A Guide to How Your Sleeping Position Affects Your Health

Feb
10

Whether you sleep on memory foam or an organic mattress, whether you sleep alone or with a partner, your sleep position plays a vital role in determining the quality of your slumber.

But did you know that it can also affect your overall health?

We sleep in various positions, including on our stomach, side and back. But there’s one dominant pose – generally the one in which we wake up – that’s considered our sleeping position. It affects everything, from our brain to our gut. In fact, it’s significant to how our bodies eliminate waste and fight pain.

Read this post to learn how your sleeping position can affect your well-being.

Different Sleep Positions (and How They Affect Our Health)

Your sleeping position matters to your health. That’s why it’s important to reassess what happens to your body after you turn out the light. Here’s a guide to help you understand how your sleep posture can influence your welfare.

Side Sleeping

Side sleeping is one of the most common sleeping positions. Generally, side sleepers lean toward fetal or logging, but both postures aid in relaxation. That said, it’s a great position to avoid neck and back pain. However, if you sleep on your side and still experience this type of pain, try changing your pillow. A buckwheat pillow is a comfortable alternative to traditional pillows as it helps keep your head and shoulders aligned with your spine. Let’s look at the effects of side sleeping in detail to understand how it influences health.

Pros of Side Sleeping

  • Left-side sleeping helps people with acid reflux. Gravity works in your favour as your stomach is positioned below your esophagus. So, if you lie on your left side, the stomach and its gastric juices remain lower than the esophagus during sleep.
  • It aids digestion as the small intestine transfers waste to the large intestine through the ileocecal valve in your lower right abdomen. So, when you sleep on your side, there’s no obstruction in the valve and the waste in transferred more easily, thus aiding in bowel movement.
  • When you sleep on your side, your brain’s glymphatic system clears waste more effectively than in other positions. This is an important part of your brain function to guard against neurodegenerative diseases such as Alzheimer’s, Parkinson’s and dementia, by flushing out toxins and harmful proteins.
  • Switching to a side sleeping position (either left or right) can reduce symptoms of snoring and sleep apnea. This is because it keeps your tongue from falling into your throat and obstructing your airway.

Cons of Side Sleeping

  • Sleeping on one side for the entire night can cause pain in other areas, like arms and shoulders.
  • It can lead to discomfort in your jaw as putting pressure on it during sleep can leave it sore in the morning.

 

Best Pillow for Side Sleeper

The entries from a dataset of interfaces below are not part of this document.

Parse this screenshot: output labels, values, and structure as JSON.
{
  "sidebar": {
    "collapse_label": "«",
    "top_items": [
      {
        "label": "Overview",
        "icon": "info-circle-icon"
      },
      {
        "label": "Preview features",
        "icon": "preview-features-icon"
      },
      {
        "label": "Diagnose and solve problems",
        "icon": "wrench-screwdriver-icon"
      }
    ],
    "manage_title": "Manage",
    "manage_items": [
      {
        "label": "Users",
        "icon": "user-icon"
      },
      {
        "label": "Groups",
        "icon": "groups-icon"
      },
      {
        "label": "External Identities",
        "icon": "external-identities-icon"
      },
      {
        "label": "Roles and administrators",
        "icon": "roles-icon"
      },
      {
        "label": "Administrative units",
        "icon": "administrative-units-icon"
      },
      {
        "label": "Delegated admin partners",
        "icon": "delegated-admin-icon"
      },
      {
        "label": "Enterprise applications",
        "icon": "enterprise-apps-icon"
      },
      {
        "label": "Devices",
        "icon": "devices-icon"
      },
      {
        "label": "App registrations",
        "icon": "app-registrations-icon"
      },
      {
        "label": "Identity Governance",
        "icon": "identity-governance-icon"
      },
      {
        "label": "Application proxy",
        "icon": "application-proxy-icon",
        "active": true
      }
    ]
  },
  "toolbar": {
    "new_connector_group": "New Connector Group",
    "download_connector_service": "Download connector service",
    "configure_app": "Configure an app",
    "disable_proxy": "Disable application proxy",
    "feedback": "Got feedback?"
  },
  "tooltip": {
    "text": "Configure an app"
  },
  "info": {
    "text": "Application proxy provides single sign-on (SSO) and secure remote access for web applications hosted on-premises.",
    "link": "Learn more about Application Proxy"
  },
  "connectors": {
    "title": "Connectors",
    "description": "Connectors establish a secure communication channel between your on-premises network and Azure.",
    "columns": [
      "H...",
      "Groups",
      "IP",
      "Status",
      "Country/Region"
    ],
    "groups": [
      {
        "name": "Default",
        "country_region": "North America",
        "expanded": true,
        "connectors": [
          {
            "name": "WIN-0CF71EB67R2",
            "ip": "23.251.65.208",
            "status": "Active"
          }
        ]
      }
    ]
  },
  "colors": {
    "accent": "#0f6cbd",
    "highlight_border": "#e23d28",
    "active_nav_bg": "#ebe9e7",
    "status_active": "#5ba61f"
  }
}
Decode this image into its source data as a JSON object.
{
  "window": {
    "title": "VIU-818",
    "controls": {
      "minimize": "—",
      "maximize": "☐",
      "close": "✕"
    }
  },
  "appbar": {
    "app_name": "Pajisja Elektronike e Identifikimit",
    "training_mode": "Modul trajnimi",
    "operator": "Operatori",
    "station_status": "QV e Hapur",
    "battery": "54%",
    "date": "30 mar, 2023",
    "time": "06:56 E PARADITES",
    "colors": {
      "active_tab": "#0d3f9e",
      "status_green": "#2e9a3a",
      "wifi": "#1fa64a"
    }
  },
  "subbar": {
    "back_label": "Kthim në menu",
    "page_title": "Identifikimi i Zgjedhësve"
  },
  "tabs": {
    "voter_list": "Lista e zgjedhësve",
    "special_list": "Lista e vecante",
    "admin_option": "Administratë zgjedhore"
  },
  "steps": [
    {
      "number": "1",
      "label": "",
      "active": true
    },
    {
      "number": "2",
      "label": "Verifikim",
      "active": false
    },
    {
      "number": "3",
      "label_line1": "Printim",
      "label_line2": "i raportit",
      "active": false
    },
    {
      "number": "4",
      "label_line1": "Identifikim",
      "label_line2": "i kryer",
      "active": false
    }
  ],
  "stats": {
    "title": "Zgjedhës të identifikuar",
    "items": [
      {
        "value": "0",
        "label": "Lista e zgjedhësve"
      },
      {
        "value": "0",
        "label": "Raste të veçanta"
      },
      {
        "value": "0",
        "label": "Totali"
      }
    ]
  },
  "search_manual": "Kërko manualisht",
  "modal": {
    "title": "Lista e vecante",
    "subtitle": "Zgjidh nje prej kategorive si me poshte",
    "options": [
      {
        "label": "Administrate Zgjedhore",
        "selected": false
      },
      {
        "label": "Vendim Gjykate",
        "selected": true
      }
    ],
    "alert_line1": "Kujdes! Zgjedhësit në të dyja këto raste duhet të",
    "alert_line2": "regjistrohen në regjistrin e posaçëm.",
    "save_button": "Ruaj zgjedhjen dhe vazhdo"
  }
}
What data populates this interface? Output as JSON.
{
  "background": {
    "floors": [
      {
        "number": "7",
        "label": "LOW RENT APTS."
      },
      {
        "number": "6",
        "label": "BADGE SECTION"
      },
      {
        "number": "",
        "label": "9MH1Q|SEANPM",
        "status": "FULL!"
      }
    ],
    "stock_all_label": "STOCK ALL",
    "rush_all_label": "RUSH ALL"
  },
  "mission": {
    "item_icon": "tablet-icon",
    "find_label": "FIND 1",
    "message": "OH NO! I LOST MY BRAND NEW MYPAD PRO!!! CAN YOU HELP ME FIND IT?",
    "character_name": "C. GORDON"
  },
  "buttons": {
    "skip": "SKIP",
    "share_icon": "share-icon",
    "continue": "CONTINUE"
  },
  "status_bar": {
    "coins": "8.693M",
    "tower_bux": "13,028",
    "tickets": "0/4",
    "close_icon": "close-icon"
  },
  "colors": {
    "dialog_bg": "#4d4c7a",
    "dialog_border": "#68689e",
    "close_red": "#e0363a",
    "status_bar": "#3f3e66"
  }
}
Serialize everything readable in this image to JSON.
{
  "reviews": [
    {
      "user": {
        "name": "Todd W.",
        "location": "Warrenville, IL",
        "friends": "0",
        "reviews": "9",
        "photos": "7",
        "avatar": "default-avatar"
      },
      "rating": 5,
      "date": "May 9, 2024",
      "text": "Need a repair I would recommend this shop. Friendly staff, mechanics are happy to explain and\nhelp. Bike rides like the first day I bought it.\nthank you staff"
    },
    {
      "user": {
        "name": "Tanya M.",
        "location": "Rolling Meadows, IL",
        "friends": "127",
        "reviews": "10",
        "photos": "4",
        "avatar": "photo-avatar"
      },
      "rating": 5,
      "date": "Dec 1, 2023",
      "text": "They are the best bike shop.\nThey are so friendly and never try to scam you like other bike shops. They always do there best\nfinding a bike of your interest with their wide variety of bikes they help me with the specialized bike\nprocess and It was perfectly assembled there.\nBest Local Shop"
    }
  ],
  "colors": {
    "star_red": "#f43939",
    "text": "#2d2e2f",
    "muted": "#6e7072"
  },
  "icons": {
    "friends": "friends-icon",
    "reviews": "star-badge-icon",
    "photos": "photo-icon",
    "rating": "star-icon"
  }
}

Back Sleeping

Sleeping on your back keeps your spine aligned. This is especially true if you have a pillow that conforms to your head and prevents your chin from tilting too far down in your chest.

This sleep posture also takes the pressure off your shoulders and jaw, thus keeping your body in a resting position. If you’re injured, back sleeping can lessen compression and pain. Let’s look at its advantages and disadvantages.

Pros of Back Sleeping

  • Like side sleeping, back sleeping is also a great position to get rid of acid reflux. As your stomach is lower than your esophagus, it prevents food and stomach fluids from crawling up your digestive tract during sleep.
  • It puts less pressure on your internal organs as your body is in a straight line and none of them are pressed or stretched.
  • When you sleep on your back, you’re not crunching your face into the pillow which creates lines that can turn into wrinkles. So, back sleepers should be less worried about these signs of aging.

Cons of Back Sleeping

  • People who snore or have obstructive sleep apnea can aggravate their symptoms by sleeping on their back as it puts their tongue into a position that can block their airways.
  • Sleeping supine can lead to lower back pain in some people as your upper body remains aligned whereas your lower body is likely to sink and arch your lower spine. Putting a pillow beneath your knees can help maintain your body’s curve. It’s advisable to buy an organic mattress with firm support that can contour to your body.

Stomach Sleeping

Sleeping on your belly is the worst sleeping position. Stomach sleeping can lead to several health issues, as much of your body weight is centred here.

Let’s discuss its pros and cons.

Pros of Stomach Sleeping

  • In some cases, stomach sleeping can ease snoring and sleep apnea symptoms as your airways are more open if you sleep face down.

Cons of Stomach Sleeping

  • It strains your spine in the wrong direction, thus causing neck and back pain. This happens because the majority of your body weight is around your middle and sleeping on your belly pushes your core further into the mattress, thus pushing your spine out of alignment.
  • This sleep posture puts pressure on your muscles, joints and organs, especially if you’re overweight.
  • When pressure builds up on muscles and joints, you spend more time shifting positions, trying to stay comfortable. This leads to disturbed, lower quality sleep.

Whether it’s on your side, back or stomach, the best sleep position is the one that helps you fall asleep. But you can’t deny each one’s effects on your overall well-being. That’s why it’s important to adjust your sleep posture with the help of comfortable pillows and an organic mattress. In this way, your body’s alignment isn’t disturbed and you get a good night’s sleep.